ANTIMONY causes AIDS in Africa

By Ashok  T. Jaisinghani, Nutritionist.

Antimony causes AIDS in many people of Africa. Antimony causes AIDS also in many people living in the poor countries of Asia, Latin America and Europe. Unknowingly, millions of people use cheap enamel and porcelain cups, saucers, plates, bowls, kettles, jugs, mugs, tumblers, pots and pans, which have been glazed with a mixture containing an antimony compound.

When foods and drinks are cooked or prepared and stored in such utensils, antimony leaches out in small quantities into the foods and drinks. The regular consumption of such antimony-contaminated foods and drinks over a period of time can cause loss of immunity in millions of people which can lead them to an AIDS-like condition.

Most hospitals in the world use the cheap type of enamelled utensils for various purposes. Those utensils are very dangerous when they are wrongly used for cooking, storing and serving foods and beverages. We know that they were used extensively for cooking, storing and serving foods and beverages during and after World War II as shown in the documentary and other films depicting the scenes of prisoners in detention camps and the patients in hospitals in Europe, Asia and Africa of that period. The use of cheap enamelware for cooking, storing and serving foods and beverages is still prevalent in many hospitals of poor countries due to the ignorance of the medical staff. After those enamelled items become old and are discarded by the hospitals, many poor people who get them also use them for the same purpose.
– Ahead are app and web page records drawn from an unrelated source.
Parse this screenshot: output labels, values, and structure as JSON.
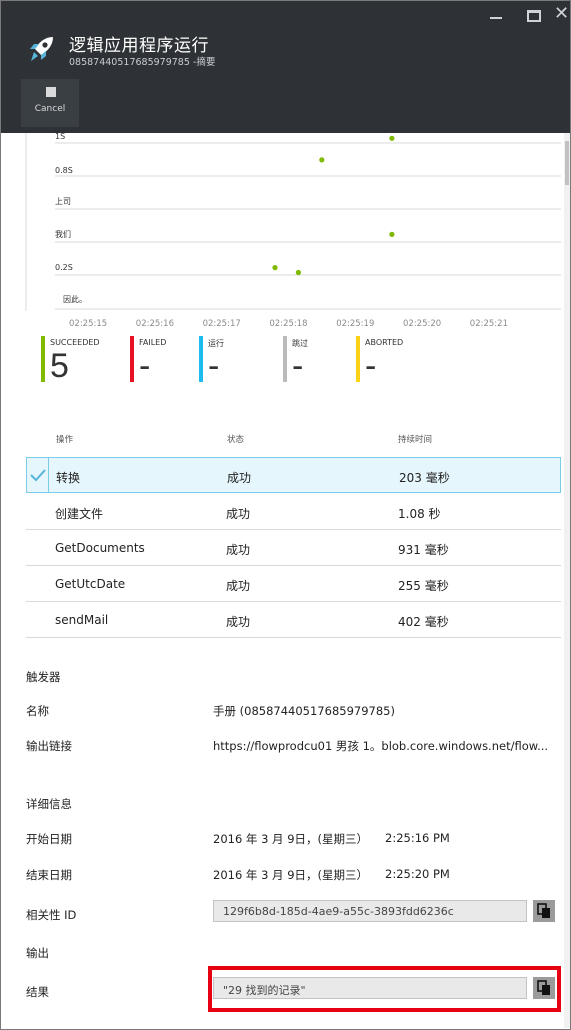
{
  "window": {
    "title": "逻辑应用程序运行",
    "subtitle": "08587440517685979785 -摘要",
    "cancel_label": "Cancel"
  },
  "chart_data": {
    "type": "scatter",
    "y_tick_labels": [
      "1S",
      "0.8S",
      "上司",
      "我们",
      "0.2S",
      "因此。"
    ],
    "x_tick_labels": [
      "02:25:15",
      "02:25:16",
      "02:25:17",
      "02:25:18",
      "02:25:19",
      "02:25:20",
      "02:25:21"
    ],
    "points": [
      {
        "x": "02:25:17.8",
        "y": 0.25
      },
      {
        "x": "02:25:18.15",
        "y": 0.22
      },
      {
        "x": "02:25:18.5",
        "y": 0.9
      },
      {
        "x": "02:25:19.55",
        "y": 0.45
      },
      {
        "x": "02:25:19.55",
        "y": 1.03
      }
    ],
    "ylim": [
      0,
      1.05
    ],
    "grid": true,
    "point_color": "#7fba00"
  },
  "status": [
    {
      "label": "SUCCEEDED",
      "value": "5",
      "color": "#7fba00"
    },
    {
      "label": "FAILED",
      "value": "-",
      "color": "#e81123"
    },
    {
      "label": "运行",
      "value": "-",
      "color": "#1ebbee"
    },
    {
      "label": "跳过",
      "value": "-",
      "color": "#bbbbbb"
    },
    {
      "label": "ABORTED",
      "value": "-",
      "color": "#fcd116"
    }
  ],
  "table": {
    "headers": [
      "操作",
      "状态",
      "持续时间"
    ],
    "rows": [
      {
        "action": "转换",
        "status": "成功",
        "duration": "203 毫秒",
        "selected": true
      },
      {
        "action": "创建文件",
        "status": "成功",
        "duration": "1.08 秒"
      },
      {
        "action": "GetDocuments",
        "status": "成功",
        "duration": "931 毫秒"
      },
      {
        "action": "GetUtcDate",
        "status": "成功",
        "duration": "255 毫秒"
      },
      {
        "action": "sendMail",
        "status": "成功",
        "duration": "402 毫秒"
      }
    ]
  },
  "trigger": {
    "section": "触发器",
    "name_label": "名称",
    "name_value": "手册 (08587440517685979785)",
    "output_link_label": "输出链接",
    "output_link_value": "https://flowprodcu01 男孩 1。blob.core.windows.net/flow..."
  },
  "details": {
    "section": "详细信息",
    "start_label": "开始日期",
    "start_date": "2016 年 3 月 9日，(星期三）",
    "start_time": "2:25:16 PM",
    "end_label": "结束日期",
    "end_date": "2016 年 3 月 9日，(星期三）",
    "end_time": "2:25:20 PM",
    "correlation_label": "相关性 ID",
    "correlation_value": "129f6b8d-185d-4ae9-a55c-3893fdd6236c"
  },
  "outputs": {
    "section": "输出",
    "result_label": "结果",
    "result_value": "\"29 找到的记录\""
  },
  "colors": {
    "header_bg": "#2e3236",
    "selection_bg": "#e5f6fc",
    "selection_border": "#7ccbe8",
    "highlight_border": "#e60012"
  }
}
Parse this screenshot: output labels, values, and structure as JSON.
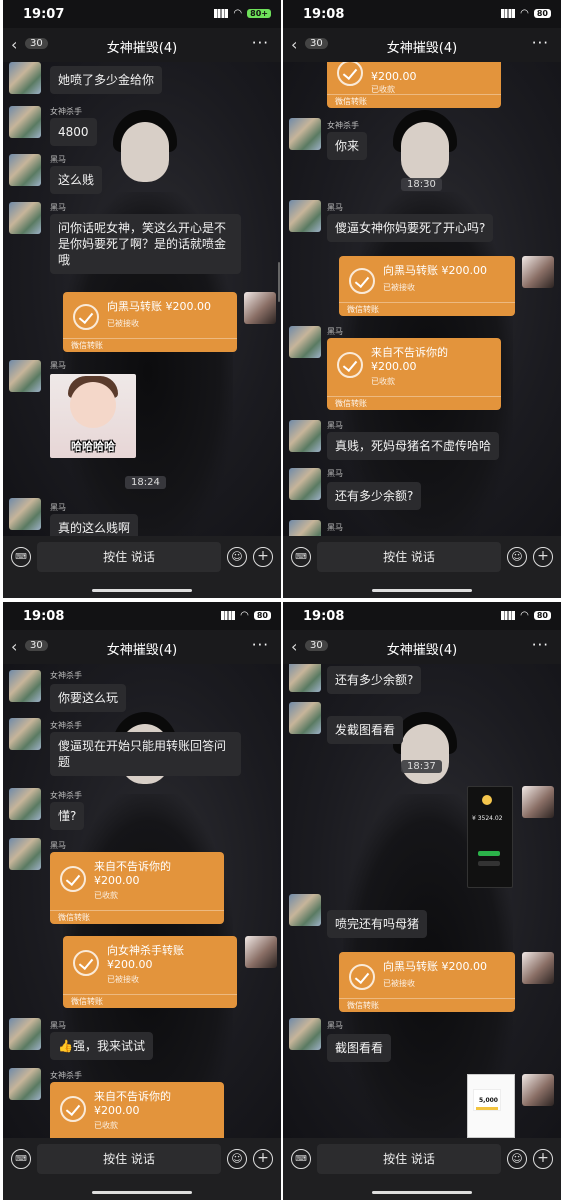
{
  "status_bar": {
    "p1_time": "19:07",
    "p1_battery": "80+",
    "p2_time": "19:08",
    "p2_battery": "80",
    "p3_time": "19:08",
    "p3_battery": "80",
    "p4_time": "19:08",
    "p4_battery": "80"
  },
  "header": {
    "back_count": "30",
    "title": "女神摧毁(4)",
    "more_icon": "more-dots-icon"
  },
  "input_bar": {
    "talk_label": "按住 说话",
    "icons": [
      "voice-keyboard-icon",
      "emoji-icon",
      "plus-icon"
    ]
  },
  "names": {
    "killer": "女神杀手",
    "horse": "黑马"
  },
  "transfer": {
    "amount": "¥200.00",
    "received": "已收款",
    "accepted": "已被接收",
    "source": "微信转账",
    "to_horse": "向黑马转账",
    "to_killer": "向女神杀手转账",
    "from_secret": "来自不告诉你的"
  },
  "panel1": {
    "m1": "她喷了多少金给你",
    "m2": "4800",
    "m3": "这么贱",
    "m4": "问你话呢女神，笑这么开心是不是你妈要死了啊？是的话就喷金哦",
    "sticker_caption": "哈哈哈哈",
    "time": "18:24",
    "m5": "真的这么贱啊"
  },
  "panel2": {
    "m1": "你来",
    "time": "18:30",
    "m2": "傻逼女神你妈要死了开心吗?",
    "m3": "真贱，死妈母猪名不虚传哈哈",
    "m4": "还有多少余额?"
  },
  "panel3": {
    "m1": "你要这么玩",
    "m2": "傻逼现在开始只能用转账回答问题",
    "m3": "懂?",
    "m4": "👍强，我来试试"
  },
  "panel4": {
    "m1": "还有多少余额?",
    "m2": "发截图看看",
    "time": "18:37",
    "shot_amount": "¥ 3524.02",
    "m3": "喷完还有吗母猪",
    "m4": "截图看看",
    "shot2_amount": "5,000"
  }
}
Low-level poisoning with antimony, ingested in small amounts over a period of time, can irritate all the mucous membranes in the body and can cause uncontrollable diarrhea, chronic pain in many parts of the gastrointestinal tract, dehydration, low blood pressure, arrhythmic heartbeat, cough and other symptoms. Patients get a hacking paroxysmal cough. The persistent cough can lead to bronchitis, pneumonia and finally tuberculosis. The patients will never become well so long as they continue to ingest antimony, which most of them do unknowingly. They lose weight rapidly, suffer from chronic fatigue and get many other symptoms associated with AIDS.

Because antimony is secreted in milk, the breast-fed infants of the affected mothers can also suffer from the effects of low-level antimony poisoning and the loss of immunity which can lead to AIDS.

As the low-level chronic antimony poisoning by itself causes merely an AIDS-like syndrome in the patients, its symptoms can be controlled in about two weeks by removing all the sources that cause the antimony poisoning. Only when an excessive regular intake of iodine, in the form of iodized salt, or some other harmful factor, complicates the problem, will more time be required to control the syndrome. Persons suffering from the AIDS-like syndrome must stop the consumption of iodized salt for hastening the recovery.

The use of drugs containing antimony compounds like tartar emetic (potassium antimonyl tartrate), Stibenyl, Stibamine, Stibosan, Stibophen, etc, must be completely avoided by all those persons who have a lower immunity to disease and are prone to AIDS.

First time released to the news media and AIDS organizations on
23 April, 2001.